**TASK OBJECTIVE:** Every entry below needs to be repeated exactly.

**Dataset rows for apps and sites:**
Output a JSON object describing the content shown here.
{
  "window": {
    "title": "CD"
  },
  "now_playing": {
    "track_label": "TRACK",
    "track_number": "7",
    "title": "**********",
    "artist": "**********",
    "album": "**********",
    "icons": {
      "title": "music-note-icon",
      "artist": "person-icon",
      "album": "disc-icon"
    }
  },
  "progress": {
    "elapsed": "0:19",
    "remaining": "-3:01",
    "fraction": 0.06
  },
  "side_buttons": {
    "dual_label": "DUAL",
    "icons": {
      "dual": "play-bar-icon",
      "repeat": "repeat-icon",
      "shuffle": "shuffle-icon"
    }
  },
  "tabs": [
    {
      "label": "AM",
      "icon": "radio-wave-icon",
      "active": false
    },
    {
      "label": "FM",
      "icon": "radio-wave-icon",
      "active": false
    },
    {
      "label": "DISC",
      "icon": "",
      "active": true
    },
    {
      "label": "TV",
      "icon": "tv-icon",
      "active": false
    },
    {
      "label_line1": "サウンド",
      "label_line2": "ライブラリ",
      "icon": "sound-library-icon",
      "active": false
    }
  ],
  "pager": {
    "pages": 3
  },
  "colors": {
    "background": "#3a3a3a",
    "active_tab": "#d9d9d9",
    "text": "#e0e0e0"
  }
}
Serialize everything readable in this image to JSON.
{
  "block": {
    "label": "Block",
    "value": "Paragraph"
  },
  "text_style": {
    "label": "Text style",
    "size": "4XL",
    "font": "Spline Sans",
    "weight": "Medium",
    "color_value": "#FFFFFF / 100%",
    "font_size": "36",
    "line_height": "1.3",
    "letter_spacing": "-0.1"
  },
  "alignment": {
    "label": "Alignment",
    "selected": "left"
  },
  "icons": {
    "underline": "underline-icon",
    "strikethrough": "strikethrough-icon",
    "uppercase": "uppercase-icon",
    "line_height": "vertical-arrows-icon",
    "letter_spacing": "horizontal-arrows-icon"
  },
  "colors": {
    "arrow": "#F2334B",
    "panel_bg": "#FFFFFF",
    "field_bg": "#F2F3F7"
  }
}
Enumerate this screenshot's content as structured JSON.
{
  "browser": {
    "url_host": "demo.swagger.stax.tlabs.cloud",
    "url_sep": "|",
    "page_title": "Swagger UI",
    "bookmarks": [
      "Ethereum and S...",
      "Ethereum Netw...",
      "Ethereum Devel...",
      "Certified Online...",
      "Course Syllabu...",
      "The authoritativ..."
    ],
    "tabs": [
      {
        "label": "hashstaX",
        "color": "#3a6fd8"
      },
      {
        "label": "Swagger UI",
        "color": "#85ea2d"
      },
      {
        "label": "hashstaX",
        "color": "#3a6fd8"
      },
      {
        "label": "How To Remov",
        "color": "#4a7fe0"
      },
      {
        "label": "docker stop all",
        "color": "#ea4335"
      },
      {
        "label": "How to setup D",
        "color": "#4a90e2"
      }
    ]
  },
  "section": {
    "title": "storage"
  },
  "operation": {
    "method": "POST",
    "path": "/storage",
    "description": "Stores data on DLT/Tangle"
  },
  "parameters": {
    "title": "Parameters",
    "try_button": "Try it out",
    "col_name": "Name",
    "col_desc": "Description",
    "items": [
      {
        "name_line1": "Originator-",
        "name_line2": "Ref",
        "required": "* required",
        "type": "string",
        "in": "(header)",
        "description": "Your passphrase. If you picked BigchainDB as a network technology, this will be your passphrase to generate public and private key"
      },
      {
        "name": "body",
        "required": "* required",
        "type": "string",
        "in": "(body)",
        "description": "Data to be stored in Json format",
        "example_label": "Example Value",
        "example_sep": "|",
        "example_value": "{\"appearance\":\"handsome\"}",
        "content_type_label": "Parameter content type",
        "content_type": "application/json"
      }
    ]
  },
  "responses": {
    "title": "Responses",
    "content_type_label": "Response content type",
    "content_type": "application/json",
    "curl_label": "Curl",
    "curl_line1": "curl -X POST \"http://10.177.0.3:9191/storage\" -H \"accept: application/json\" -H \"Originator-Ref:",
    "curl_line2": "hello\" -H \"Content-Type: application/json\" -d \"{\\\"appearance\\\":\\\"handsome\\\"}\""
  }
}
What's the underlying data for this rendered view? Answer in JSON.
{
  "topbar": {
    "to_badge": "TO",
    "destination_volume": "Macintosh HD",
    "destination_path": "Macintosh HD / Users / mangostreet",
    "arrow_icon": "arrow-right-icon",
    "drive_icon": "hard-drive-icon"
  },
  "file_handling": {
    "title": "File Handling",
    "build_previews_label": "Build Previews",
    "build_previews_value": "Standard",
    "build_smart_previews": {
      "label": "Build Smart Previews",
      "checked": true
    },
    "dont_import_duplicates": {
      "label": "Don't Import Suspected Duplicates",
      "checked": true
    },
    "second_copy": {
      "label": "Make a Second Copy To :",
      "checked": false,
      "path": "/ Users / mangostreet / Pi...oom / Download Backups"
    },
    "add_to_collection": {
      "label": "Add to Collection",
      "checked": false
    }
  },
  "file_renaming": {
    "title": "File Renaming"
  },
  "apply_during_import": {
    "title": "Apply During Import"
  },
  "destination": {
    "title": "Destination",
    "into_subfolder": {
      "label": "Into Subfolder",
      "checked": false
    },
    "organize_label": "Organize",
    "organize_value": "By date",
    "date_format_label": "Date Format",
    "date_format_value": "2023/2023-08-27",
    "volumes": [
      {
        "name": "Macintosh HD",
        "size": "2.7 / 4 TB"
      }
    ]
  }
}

**EXPECTED ANSWER:**
Output a JSON object describing the content shown here.
{
  "window": {
    "title": "CD"
  },
  "now_playing": {
    "track_label": "TRACK",
    "track_number": "7",
    "title": "**********",
    "artist": "**********",
    "album": "**********",
    "icons": {
      "title": "music-note-icon",
      "artist": "person-icon",
      "album": "disc-icon"
    }
  },
  "progress": {
    "elapsed": "0:19",
    "remaining": "-3:01",
    "fraction": 0.06
  },
  "side_buttons": {
    "dual_label": "DUAL",
    "icons": {
      "dual": "play-bar-icon",
      "repeat": "repeat-icon",
      "shuffle": "shuffle-icon"
    }
  },
  "tabs": [
    {
      "label": "AM",
      "icon": "radio-wave-icon",
      "active": false
    },
    {
      "label": "FM",
      "icon": "radio-wave-icon",
      "active": false
    },
    {
      "label": "DISC",
      "icon": "",
      "active": true
    },
    {
      "label": "TV",
      "icon": "tv-icon",
      "active": false
    },
    {
      "label_line1": "サウンド",
      "label_line2": "ライブラリ",
      "icon": "sound-library-icon",
      "active": false
    }
  ],
  "pager": {
    "pages": 3
  },
  "colors": {
    "background": "#3a3a3a",
    "active_tab": "#d9d9d9",
    "text": "#e0e0e0"
  }
}
Serialize everything readable in this image to JSON.
{
  "block": {
    "label": "Block",
    "value": "Paragraph"
  },
  "text_style": {
    "label": "Text style",
    "size": "4XL",
    "font": "Spline Sans",
    "weight": "Medium",
    "color_value": "#FFFFFF / 100%",
    "font_size": "36",
    "line_height": "1.3",
    "letter_spacing": "-0.1"
  },
  "alignment": {
    "label": "Alignment",
    "selected": "left"
  },
  "icons": {
    "underline": "underline-icon",
    "strikethrough": "strikethrough-icon",
    "uppercase": "uppercase-icon",
    "line_height": "vertical-arrows-icon",
    "letter_spacing": "horizontal-arrows-icon"
  },
  "colors": {
    "arrow": "#F2334B",
    "panel_bg": "#FFFFFF",
    "field_bg": "#F2F3F7"
  }
}
Enumerate this screenshot's content as structured JSON.
{
  "browser": {
    "url_host": "demo.swagger.stax.tlabs.cloud",
    "url_sep": "|",
    "page_title": "Swagger UI",
    "bookmarks": [
      "Ethereum and S...",
      "Ethereum Netw...",
      "Ethereum Devel...",
      "Certified Online...",
      "Course Syllabu...",
      "The authoritativ..."
    ],
    "tabs": [
      {
        "label": "hashstaX",
        "color": "#3a6fd8"
      },
      {
        "label": "Swagger UI",
        "color": "#85ea2d"
      },
      {
        "label": "hashstaX",
        "color": "#3a6fd8"
      },
      {
        "label": "How To Remov",
        "color": "#4a7fe0"
      },
      {
        "label": "docker stop all",
        "color": "#ea4335"
      },
      {
        "label": "How to setup D",
        "color": "#4a90e2"
      }
    ]
  },
  "section": {
    "title": "storage"
  },
  "operation": {
    "method": "POST",
    "path": "/storage",
    "description": "Stores data on DLT/Tangle"
  },
  "parameters": {
    "title": "Parameters",
    "try_button": "Try it out",
    "col_name": "Name",
    "col_desc": "Description",
    "items": [
      {
        "name_line1": "Originator-",
        "name_line2": "Ref",
        "required": "* required",
        "type": "string",
        "in": "(header)",
        "description": "Your passphrase. If you picked BigchainDB as a network technology, this will be your passphrase to generate public and private key"
      },
      {
        "name": "body",
        "required": "* required",
        "type": "string",
        "in": "(body)",
        "description": "Data to be stored in Json format",
        "example_label": "Example Value",
        "example_sep": "|",
        "example_value": "{\"appearance\":\"handsome\"}",
        "content_type_label": "Parameter content type",
        "content_type": "application/json"
      }
    ]
  },
  "responses": {
    "title": "Responses",
    "content_type_label": "Response content type",
    "content_type": "application/json",
    "curl_label": "Curl",
    "curl_line1": "curl -X POST \"http://10.177.0.3:9191/storage\" -H \"accept: application/json\" -H \"Originator-Ref:",
    "curl_line2": "hello\" -H \"Content-Type: application/json\" -d \"{\\\"appearance\\\":\\\"handsome\\\"}\""
  }
}
What's the underlying data for this rendered view? Answer in JSON.
{
  "topbar": {
    "to_badge": "TO",
    "destination_volume": "Macintosh HD",
    "destination_path": "Macintosh HD / Users / mangostreet",
    "arrow_icon": "arrow-right-icon",
    "drive_icon": "hard-drive-icon"
  },
  "file_handling": {
    "title": "File Handling",
    "build_previews_label": "Build Previews",
    "build_previews_value": "Standard",
    "build_smart_previews": {
      "label": "Build Smart Previews",
      "checked": true
    },
    "dont_import_duplicates": {
      "label": "Don't Import Suspected Duplicates",
      "checked": true
    },
    "second_copy": {
      "label": "Make a Second Copy To :",
      "checked": false,
      "path": "/ Users / mangostreet / Pi...oom / Download Backups"
    },
    "add_to_collection": {
      "label": "Add to Collection",
      "checked": false
    }
  },
  "file_renaming": {
    "title": "File Renaming"
  },
  "apply_during_import": {
    "title": "Apply During Import"
  },
  "destination": {
    "title": "Destination",
    "into_subfolder": {
      "label": "Into Subfolder",
      "checked": false
    },
    "organize_label": "Organize",
    "organize_value": "By date",
    "date_format_label": "Date Format",
    "date_format_value": "2023/2023-08-27",
    "volumes": [
      {
        "name": "Macintosh HD",
        "size": "2.7 / 4 TB"
      }
    ]
  }
}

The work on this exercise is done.